7 April 2010 1:12 pm
Scientists have found the first multicellular animals that apparently live entirely without oxygen. The creatures reside deep in one of the harshest environments on earth: the Mediterranean Ocean's L'Atalante basin, which contains salt brine so dense that it doesn't mix with the oxygen-containing waters above. Previous samples taken from the water and sediments in the basin showed that single-celled life was present, but a new study published this week in BMC Biology has identified multi-cellular animals that apparently live and reproduce in the sediments under the salt brine. Italian and Danish researchers describe three new species of tiny animals called Loricifera. The animals took up radioactively tagged leucine (an amino acid), and a fluorescent probe that labels living cells, evidence that they were alive when they were collected. The researchers also found examples of individuals that contained eggs and evidence of apparent molting, which led them to conclude that the animals spend their whole lives in the harsh sediments. The creature's cells apparently lack mitochondria, the organelles that use oxygen to power a cell. Instead they are rich in what seem to be hydrogenosomes, organelles that can do a similar job in anaerobic (or oxygen free) environments.
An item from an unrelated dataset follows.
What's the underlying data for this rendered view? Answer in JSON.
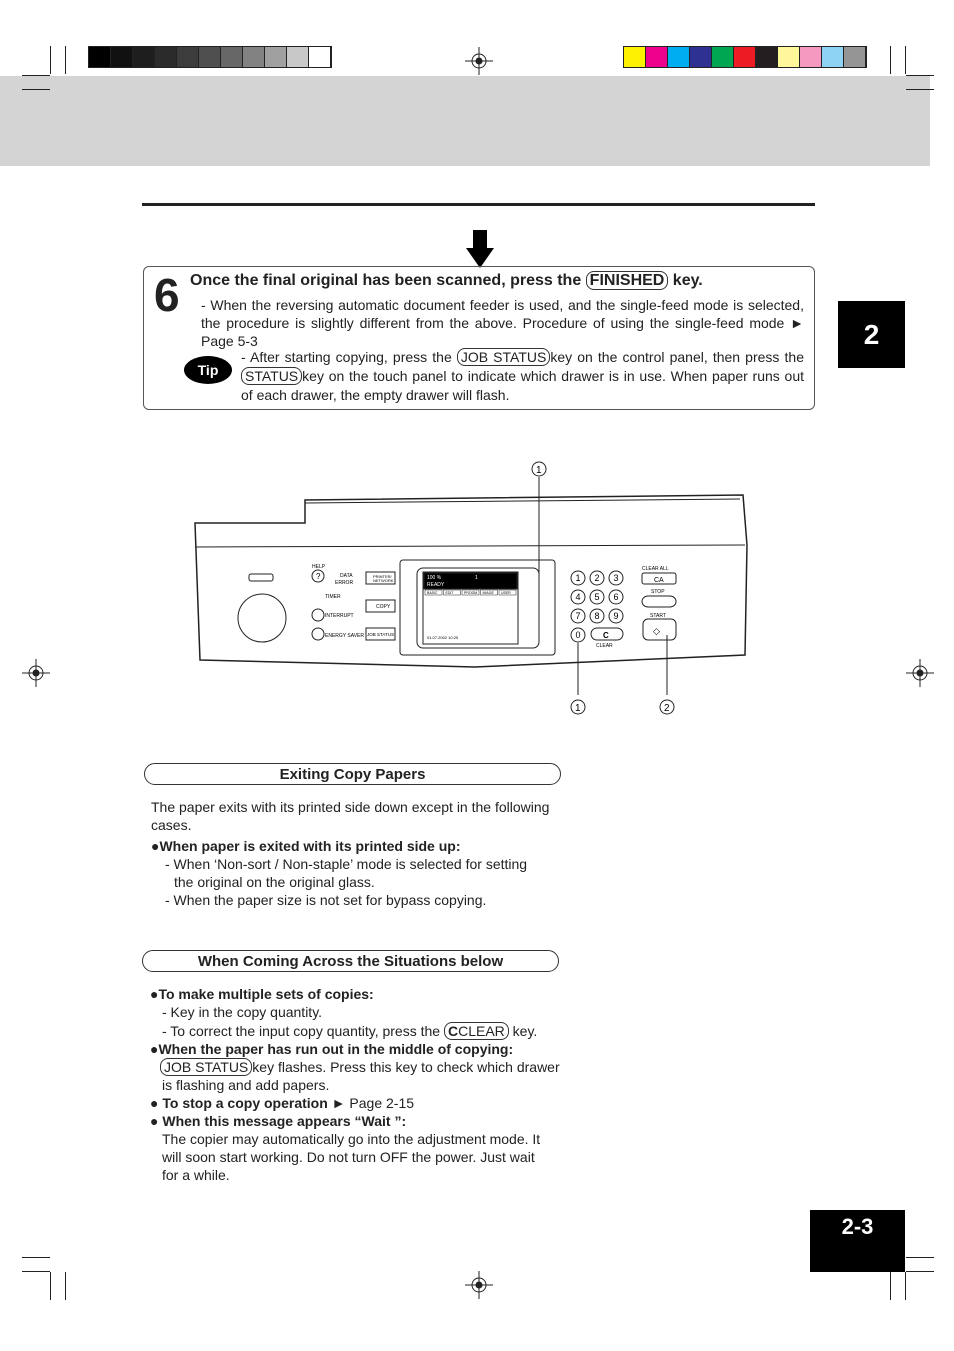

The find could help scientists understand what life might have looked like in the earth's early oceans, which also had very little oxygen.